#### What to produce:
Go over the data and keep only the lines that include "Main".

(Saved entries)
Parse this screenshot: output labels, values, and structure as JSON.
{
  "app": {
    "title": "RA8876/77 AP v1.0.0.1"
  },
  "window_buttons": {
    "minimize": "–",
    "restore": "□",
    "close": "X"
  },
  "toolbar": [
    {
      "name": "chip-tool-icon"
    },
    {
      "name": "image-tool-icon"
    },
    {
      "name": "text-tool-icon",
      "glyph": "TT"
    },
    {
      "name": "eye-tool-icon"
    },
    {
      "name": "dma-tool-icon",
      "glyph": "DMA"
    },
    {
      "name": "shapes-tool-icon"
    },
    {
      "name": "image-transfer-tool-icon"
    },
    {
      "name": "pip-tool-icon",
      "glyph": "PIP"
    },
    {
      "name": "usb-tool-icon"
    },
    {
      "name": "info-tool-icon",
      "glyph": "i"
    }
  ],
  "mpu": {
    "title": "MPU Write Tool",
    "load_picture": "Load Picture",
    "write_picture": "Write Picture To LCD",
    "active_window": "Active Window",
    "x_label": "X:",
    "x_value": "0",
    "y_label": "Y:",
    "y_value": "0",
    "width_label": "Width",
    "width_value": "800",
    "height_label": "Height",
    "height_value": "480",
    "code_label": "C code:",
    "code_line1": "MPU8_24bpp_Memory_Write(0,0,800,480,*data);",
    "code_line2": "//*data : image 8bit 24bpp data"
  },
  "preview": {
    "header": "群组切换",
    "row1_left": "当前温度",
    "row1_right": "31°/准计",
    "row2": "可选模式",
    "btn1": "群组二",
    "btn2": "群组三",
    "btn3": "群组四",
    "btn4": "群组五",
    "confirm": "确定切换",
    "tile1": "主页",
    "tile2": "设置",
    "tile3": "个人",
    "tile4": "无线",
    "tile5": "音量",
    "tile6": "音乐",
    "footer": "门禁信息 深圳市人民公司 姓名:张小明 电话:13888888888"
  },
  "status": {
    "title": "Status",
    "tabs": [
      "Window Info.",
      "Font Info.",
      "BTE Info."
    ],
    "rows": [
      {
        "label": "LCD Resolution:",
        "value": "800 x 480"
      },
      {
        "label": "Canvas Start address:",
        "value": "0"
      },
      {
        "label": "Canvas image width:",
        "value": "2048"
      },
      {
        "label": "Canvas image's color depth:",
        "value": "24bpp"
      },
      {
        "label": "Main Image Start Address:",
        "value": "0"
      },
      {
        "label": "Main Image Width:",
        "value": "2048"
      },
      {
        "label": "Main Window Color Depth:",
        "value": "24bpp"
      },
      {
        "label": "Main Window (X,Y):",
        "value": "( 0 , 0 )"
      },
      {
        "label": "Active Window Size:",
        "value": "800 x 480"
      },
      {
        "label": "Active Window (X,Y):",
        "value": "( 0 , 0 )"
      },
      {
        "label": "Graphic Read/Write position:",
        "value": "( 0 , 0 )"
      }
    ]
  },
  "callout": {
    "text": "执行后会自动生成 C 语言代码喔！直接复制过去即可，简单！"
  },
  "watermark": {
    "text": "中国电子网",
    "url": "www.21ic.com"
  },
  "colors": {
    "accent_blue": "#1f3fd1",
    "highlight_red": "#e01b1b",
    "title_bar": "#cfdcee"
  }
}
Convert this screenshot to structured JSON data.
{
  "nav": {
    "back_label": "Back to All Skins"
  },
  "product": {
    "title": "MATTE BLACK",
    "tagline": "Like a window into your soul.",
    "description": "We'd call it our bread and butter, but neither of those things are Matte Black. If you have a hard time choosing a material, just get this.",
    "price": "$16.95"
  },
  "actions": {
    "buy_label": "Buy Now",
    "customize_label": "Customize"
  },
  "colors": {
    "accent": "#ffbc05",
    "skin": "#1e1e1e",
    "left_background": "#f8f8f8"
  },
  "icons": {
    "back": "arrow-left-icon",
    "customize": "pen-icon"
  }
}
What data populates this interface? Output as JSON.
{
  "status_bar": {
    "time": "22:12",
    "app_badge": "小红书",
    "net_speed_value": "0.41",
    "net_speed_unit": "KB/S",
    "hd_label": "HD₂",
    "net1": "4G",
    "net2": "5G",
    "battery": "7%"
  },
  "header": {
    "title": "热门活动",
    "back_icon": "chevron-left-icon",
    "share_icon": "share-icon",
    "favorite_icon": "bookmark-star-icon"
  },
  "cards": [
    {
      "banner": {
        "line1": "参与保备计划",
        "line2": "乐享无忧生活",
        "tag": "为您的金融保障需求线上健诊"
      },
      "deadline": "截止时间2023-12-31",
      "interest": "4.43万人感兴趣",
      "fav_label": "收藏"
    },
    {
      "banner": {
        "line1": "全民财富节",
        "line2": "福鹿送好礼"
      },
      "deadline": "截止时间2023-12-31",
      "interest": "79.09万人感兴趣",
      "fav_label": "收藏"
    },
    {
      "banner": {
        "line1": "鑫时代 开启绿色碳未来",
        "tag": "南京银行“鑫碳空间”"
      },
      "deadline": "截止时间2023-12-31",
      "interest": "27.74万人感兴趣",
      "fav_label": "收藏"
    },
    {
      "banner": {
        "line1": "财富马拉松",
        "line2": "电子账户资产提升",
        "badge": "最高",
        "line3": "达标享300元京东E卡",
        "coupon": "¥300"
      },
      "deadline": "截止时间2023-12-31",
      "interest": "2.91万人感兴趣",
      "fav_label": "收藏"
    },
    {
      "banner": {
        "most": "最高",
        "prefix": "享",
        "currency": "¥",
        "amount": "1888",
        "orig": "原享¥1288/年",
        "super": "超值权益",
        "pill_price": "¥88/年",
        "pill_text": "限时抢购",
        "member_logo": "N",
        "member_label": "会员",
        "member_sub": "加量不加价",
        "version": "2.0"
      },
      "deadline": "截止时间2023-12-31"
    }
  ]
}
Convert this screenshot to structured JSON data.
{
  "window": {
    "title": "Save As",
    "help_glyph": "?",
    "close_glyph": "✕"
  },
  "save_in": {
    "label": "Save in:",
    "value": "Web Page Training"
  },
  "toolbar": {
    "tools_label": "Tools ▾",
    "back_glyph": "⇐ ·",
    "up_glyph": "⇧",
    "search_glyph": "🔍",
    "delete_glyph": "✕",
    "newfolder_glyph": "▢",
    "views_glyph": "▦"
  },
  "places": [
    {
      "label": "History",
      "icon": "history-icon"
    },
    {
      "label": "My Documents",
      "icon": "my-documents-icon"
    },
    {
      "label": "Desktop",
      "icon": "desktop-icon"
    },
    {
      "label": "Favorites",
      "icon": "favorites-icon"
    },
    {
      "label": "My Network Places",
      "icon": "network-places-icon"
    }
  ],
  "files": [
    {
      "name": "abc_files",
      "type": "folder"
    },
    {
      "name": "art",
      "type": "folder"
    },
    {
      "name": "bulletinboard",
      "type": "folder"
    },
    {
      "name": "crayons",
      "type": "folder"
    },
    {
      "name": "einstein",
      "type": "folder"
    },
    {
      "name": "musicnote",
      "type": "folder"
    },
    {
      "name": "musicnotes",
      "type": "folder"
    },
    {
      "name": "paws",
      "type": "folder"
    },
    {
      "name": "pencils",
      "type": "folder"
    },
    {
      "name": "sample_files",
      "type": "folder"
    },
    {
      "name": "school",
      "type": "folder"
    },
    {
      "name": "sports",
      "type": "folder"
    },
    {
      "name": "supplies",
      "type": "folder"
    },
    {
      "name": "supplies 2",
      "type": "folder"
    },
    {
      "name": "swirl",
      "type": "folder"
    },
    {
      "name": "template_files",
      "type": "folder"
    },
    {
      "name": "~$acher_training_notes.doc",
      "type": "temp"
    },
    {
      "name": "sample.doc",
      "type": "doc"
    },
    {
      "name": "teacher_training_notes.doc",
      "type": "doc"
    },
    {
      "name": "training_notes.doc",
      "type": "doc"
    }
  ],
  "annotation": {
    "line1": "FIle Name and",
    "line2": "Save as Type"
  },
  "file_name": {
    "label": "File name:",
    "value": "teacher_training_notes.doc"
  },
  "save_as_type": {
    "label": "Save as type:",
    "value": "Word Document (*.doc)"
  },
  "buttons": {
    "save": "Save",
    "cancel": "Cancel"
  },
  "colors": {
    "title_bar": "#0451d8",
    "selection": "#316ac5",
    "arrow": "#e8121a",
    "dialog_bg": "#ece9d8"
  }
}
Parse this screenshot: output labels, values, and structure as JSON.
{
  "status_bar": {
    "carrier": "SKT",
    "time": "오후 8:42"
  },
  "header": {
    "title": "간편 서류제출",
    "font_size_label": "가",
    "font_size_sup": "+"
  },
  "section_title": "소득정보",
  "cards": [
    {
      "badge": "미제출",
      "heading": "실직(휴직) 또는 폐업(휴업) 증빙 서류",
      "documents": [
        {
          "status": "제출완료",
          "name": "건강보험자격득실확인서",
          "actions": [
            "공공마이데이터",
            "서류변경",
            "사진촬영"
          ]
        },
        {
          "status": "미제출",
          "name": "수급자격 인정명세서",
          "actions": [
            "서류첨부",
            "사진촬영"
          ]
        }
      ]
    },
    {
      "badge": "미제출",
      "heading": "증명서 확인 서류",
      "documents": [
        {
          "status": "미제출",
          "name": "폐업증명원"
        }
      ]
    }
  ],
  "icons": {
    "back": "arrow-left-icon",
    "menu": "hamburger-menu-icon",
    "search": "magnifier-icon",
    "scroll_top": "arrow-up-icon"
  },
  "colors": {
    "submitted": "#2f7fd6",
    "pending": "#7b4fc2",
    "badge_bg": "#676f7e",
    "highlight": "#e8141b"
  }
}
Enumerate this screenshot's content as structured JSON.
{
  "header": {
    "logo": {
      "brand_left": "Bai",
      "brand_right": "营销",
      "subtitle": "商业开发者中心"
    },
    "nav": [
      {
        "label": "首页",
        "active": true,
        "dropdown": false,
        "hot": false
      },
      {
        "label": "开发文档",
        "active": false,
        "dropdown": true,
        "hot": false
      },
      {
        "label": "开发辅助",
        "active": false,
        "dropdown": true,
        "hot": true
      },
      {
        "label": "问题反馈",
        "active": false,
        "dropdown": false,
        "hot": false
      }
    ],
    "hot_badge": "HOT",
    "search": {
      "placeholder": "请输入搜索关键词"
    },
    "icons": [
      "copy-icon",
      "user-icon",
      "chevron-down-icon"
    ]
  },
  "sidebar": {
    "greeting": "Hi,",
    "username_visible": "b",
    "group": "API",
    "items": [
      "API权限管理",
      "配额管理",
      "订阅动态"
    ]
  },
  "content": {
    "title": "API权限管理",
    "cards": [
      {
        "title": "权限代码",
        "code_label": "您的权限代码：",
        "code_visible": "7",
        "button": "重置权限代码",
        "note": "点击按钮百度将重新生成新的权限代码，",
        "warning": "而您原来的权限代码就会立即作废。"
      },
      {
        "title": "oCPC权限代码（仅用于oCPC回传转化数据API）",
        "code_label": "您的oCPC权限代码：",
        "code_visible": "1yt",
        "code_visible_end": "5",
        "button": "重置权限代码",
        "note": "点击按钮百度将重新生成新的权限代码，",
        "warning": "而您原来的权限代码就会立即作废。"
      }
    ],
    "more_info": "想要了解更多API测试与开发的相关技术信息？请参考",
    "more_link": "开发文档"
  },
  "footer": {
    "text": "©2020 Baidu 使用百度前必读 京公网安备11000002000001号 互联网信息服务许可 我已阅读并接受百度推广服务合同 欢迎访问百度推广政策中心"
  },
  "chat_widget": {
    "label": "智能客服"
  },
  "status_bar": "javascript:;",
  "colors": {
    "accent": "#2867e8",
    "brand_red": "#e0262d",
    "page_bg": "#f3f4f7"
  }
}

#### Response box:
        "label": "Main Image Start Address:",
        "label": "Main Image Width:",
        "label": "Main Window Color Depth:",
        "label": "Main Window (X,Y):",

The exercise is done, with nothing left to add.